Thinking a bit more about Baumol’s Cost Disease it’s perhaps useful to think of this as a rectangle with four options rather than just two. You have sectors that feature above-average productivity increases and you have sectors that feature below-average productivity increases. Then you have sectors where people increase consumption over time and sectors where they don’t.
As illustrative examples, I’ve picked smartphones, health care, servants, and timber to fill out the quadrant. In the logging sector, over time machines let us get better and better at cutting down more trees. To an extent this leads to higher real per capita consumption of lumber, but not nearly to an extent that keeps pace with productivity gains. The result is that the share of the population engaged in logging steadily falls over time. In the opposite corner with health care you get the true cost disease. Productivity in this sector is lagging, but an extremely high share of people’s marginal dollar ends up going to health care. Consequently, health care employment skyrockets.
These are the two things you hear the most about. In the bottom left hand corner we wonder “where have all the good jobs gone” as mechanization and outsourcing let us get all the stuff we need with fewer workers. In the top right we wonder “how can we afford this” as lack of productivity gains leads to steady increases in the relative cost of some items.
But the other quadrants are also worth thinking about. With the servants, we might ask where all the bad jobs have gone.

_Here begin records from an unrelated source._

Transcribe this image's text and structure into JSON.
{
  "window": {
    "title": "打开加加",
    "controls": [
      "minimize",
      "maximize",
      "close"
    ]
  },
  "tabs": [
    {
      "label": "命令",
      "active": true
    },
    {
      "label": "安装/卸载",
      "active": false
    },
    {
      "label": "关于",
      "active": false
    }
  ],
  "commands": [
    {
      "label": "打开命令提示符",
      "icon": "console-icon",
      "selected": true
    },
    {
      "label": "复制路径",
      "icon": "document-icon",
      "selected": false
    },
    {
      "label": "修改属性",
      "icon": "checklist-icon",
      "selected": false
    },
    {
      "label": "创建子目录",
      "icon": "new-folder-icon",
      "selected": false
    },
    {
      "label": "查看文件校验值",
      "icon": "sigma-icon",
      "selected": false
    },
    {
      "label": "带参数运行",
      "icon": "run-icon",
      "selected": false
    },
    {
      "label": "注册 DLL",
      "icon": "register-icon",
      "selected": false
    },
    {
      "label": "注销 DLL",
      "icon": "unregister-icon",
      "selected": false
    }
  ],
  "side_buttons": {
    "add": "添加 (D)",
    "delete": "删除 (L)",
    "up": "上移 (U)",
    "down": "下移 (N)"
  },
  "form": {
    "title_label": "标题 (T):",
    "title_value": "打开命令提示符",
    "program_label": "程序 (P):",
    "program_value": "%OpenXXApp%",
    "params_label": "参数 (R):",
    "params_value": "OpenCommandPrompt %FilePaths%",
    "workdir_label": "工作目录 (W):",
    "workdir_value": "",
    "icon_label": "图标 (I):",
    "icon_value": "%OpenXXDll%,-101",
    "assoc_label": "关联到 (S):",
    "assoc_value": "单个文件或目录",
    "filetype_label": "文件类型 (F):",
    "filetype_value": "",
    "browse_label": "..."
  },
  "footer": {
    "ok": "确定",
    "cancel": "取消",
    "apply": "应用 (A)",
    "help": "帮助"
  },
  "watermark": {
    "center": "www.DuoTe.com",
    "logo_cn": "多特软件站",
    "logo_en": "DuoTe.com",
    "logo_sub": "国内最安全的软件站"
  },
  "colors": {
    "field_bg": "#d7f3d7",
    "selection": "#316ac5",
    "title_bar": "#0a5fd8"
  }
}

The same factors that have made health care less affordable have also made butlers and governesses less affordable. But what we do is get by with fewer butlers. Even in an era of sky-high income inequality, employing people in this way just doesn’t make nearly as much sense for people of means as it used to. Unlike the rich of the gilded age, today’s affluent can spend their money on luxury cars and air travel to vacation homes rather than butlers. Then in the top-left corner you get your growth sectors like smartphones today. Over the past ten years, the productivity of our mobile phone sector has skyrocketed (remember to try to apply the quality adjustment in your head) and as a result people spend way more on mobile phones and related goods (data plans, apps, etc.) than they did ten years ago. A phone as good as the Samsung Galaxy S III would have been prohibitively expensive to make in 2010, to the extent that almost nobody would want to buy one. But as more and more people become able to afford increasingly awesome phones, we have more people than ever working in the app economy.